▶ [TASK DIRECTIONS]:
Each record below needs to be retyped exactly.

App and web page records

════════

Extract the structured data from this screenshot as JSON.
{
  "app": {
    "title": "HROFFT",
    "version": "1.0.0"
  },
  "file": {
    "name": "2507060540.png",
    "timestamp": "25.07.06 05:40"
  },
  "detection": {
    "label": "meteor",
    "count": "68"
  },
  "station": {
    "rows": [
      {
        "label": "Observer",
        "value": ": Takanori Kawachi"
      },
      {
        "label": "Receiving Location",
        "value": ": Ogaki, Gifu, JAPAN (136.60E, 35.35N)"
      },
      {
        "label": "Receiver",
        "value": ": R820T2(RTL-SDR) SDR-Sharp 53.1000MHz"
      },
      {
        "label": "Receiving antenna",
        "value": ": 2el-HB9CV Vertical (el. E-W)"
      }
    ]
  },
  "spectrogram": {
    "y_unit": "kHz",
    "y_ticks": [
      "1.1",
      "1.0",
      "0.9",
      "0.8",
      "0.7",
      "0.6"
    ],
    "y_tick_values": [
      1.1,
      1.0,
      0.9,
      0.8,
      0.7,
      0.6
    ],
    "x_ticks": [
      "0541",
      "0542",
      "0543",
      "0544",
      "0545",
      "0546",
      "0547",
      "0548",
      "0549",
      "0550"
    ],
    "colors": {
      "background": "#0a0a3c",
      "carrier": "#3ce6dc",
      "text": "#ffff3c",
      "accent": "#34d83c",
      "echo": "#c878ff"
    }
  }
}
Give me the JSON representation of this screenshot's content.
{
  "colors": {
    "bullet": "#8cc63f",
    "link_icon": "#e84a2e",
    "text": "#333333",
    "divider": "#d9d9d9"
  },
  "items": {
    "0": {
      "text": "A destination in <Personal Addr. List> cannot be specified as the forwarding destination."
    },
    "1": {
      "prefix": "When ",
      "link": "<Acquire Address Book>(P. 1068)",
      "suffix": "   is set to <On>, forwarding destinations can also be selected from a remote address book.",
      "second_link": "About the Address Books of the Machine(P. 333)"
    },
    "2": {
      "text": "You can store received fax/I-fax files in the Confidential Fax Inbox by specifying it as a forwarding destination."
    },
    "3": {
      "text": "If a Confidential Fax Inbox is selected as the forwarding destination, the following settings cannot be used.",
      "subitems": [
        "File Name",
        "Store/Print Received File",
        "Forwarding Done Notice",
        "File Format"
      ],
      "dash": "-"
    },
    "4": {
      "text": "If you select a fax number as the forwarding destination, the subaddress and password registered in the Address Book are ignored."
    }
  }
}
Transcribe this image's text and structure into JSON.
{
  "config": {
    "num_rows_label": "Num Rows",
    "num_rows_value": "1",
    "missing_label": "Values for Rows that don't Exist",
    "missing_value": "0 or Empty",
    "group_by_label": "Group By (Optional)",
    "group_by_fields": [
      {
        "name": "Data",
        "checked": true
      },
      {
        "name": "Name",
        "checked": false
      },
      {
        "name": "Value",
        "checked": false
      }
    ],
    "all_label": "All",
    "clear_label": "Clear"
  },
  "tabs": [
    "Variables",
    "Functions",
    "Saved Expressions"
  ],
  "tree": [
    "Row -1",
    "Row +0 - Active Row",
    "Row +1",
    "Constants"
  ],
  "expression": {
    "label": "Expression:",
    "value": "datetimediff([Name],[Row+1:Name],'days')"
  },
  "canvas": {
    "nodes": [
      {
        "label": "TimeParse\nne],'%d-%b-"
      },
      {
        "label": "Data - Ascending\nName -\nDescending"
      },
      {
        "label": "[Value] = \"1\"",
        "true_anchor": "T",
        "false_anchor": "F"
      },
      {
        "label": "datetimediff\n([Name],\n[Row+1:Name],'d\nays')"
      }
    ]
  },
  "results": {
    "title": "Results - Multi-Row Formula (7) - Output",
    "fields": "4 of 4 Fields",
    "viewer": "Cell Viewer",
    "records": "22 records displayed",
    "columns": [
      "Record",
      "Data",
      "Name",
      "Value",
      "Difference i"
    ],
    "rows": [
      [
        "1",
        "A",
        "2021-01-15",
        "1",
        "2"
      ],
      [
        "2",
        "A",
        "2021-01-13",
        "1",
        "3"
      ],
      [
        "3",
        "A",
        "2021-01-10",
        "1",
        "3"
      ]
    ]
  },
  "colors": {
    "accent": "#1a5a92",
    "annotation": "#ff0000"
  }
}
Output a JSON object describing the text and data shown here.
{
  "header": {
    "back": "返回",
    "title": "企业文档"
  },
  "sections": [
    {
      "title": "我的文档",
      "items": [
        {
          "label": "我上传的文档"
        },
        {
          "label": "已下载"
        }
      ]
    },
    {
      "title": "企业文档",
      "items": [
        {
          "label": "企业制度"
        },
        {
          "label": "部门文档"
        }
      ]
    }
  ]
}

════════

▶ [ANSWER SECTION]:
Extract the structured data from this screenshot as JSON.
{
  "app": {
    "title": "HROFFT",
    "version": "1.0.0"
  },
  "file": {
    "name": "2507060540.png",
    "timestamp": "25.07.06 05:40"
  },
  "detection": {
    "label": "meteor",
    "count": "68"
  },
  "station": {
    "rows": [
      {
        "label": "Observer",
        "value": ": Takanori Kawachi"
      },
      {
        "label": "Receiving Location",
        "value": ": Ogaki, Gifu, JAPAN (136.60E, 35.35N)"
      },
      {
        "label": "Receiver",
        "value": ": R820T2(RTL-SDR) SDR-Sharp 53.1000MHz"
      },
      {
        "label": "Receiving antenna",
        "value": ": 2el-HB9CV Vertical (el. E-W)"
      }
    ]
  },
  "spectrogram": {
    "y_unit": "kHz",
    "y_ticks": [
      "1.1",
      "1.0",
      "0.9",
      "0.8",
      "0.7",
      "0.6"
    ],
    "y_tick_values": [
      1.1,
      1.0,
      0.9,
      0.8,
      0.7,
      0.6
    ],
    "x_ticks": [
      "0541",
      "0542",
      "0543",
      "0544",
      "0545",
      "0546",
      "0547",
      "0548",
      "0549",
      "0550"
    ],
    "colors": {
      "background": "#0a0a3c",
      "carrier": "#3ce6dc",
      "text": "#ffff3c",
      "accent": "#34d83c",
      "echo": "#c878ff"
    }
  }
}
Give me the JSON representation of this screenshot's content.
{
  "colors": {
    "bullet": "#8cc63f",
    "link_icon": "#e84a2e",
    "text": "#333333",
    "divider": "#d9d9d9"
  },
  "items": {
    "0": {
      "text": "A destination in <Personal Addr. List> cannot be specified as the forwarding destination."
    },
    "1": {
      "prefix": "When ",
      "link": "<Acquire Address Book>(P. 1068)",
      "suffix": "   is set to <On>, forwarding destinations can also be selected from a remote address book.",
      "second_link": "About the Address Books of the Machine(P. 333)"
    },
    "2": {
      "text": "You can store received fax/I-fax files in the Confidential Fax Inbox by specifying it as a forwarding destination."
    },
    "3": {
      "text": "If a Confidential Fax Inbox is selected as the forwarding destination, the following settings cannot be used.",
      "subitems": [
        "File Name",
        "Store/Print Received File",
        "Forwarding Done Notice",
        "File Format"
      ],
      "dash": "-"
    },
    "4": {
      "text": "If you select a fax number as the forwarding destination, the subaddress and password registered in the Address Book are ignored."
    }
  }
}
Transcribe this image's text and structure into JSON.
{
  "config": {
    "num_rows_label": "Num Rows",
    "num_rows_value": "1",
    "missing_label": "Values for Rows that don't Exist",
    "missing_value": "0 or Empty",
    "group_by_label": "Group By (Optional)",
    "group_by_fields": [
      {
        "name": "Data",
        "checked": true
      },
      {
        "name": "Name",
        "checked": false
      },
      {
        "name": "Value",
        "checked": false
      }
    ],
    "all_label": "All",
    "clear_label": "Clear"
  },
  "tabs": [
    "Variables",
    "Functions",
    "Saved Expressions"
  ],
  "tree": [
    "Row -1",
    "Row +0 - Active Row",
    "Row +1",
    "Constants"
  ],
  "expression": {
    "label": "Expression:",
    "value": "datetimediff([Name],[Row+1:Name],'days')"
  },
  "canvas": {
    "nodes": [
      {
        "label": "TimeParse\nne],'%d-%b-"
      },
      {
        "label": "Data - Ascending\nName -\nDescending"
      },
      {
        "label": "[Value] = \"1\"",
        "true_anchor": "T",
        "false_anchor": "F"
      },
      {
        "label": "datetimediff\n([Name],\n[Row+1:Name],'d\nays')"
      }
    ]
  },
  "results": {
    "title": "Results - Multi-Row Formula (7) - Output",
    "fields": "4 of 4 Fields",
    "viewer": "Cell Viewer",
    "records": "22 records displayed",
    "columns": [
      "Record",
      "Data",
      "Name",
      "Value",
      "Difference i"
    ],
    "rows": [
      [
        "1",
        "A",
        "2021-01-15",
        "1",
        "2"
      ],
      [
        "2",
        "A",
        "2021-01-13",
        "1",
        "3"
      ],
      [
        "3",
        "A",
        "2021-01-10",
        "1",
        "3"
      ]
    ]
  },
  "colors": {
    "accent": "#1a5a92",
    "annotation": "#ff0000"
  }
}
Output a JSON object describing the text and data shown here.
{
  "header": {
    "back": "返回",
    "title": "企业文档"
  },
  "sections": [
    {
      "title": "我的文档",
      "items": [
        {
          "label": "我上传的文档"
        },
        {
          "label": "已下载"
        }
      ]
    },
    {
      "title": "企业文档",
      "items": [
        {
          "label": "企业制度"
        },
        {
          "label": "部门文档"
        }
      ]
    }
  ]
}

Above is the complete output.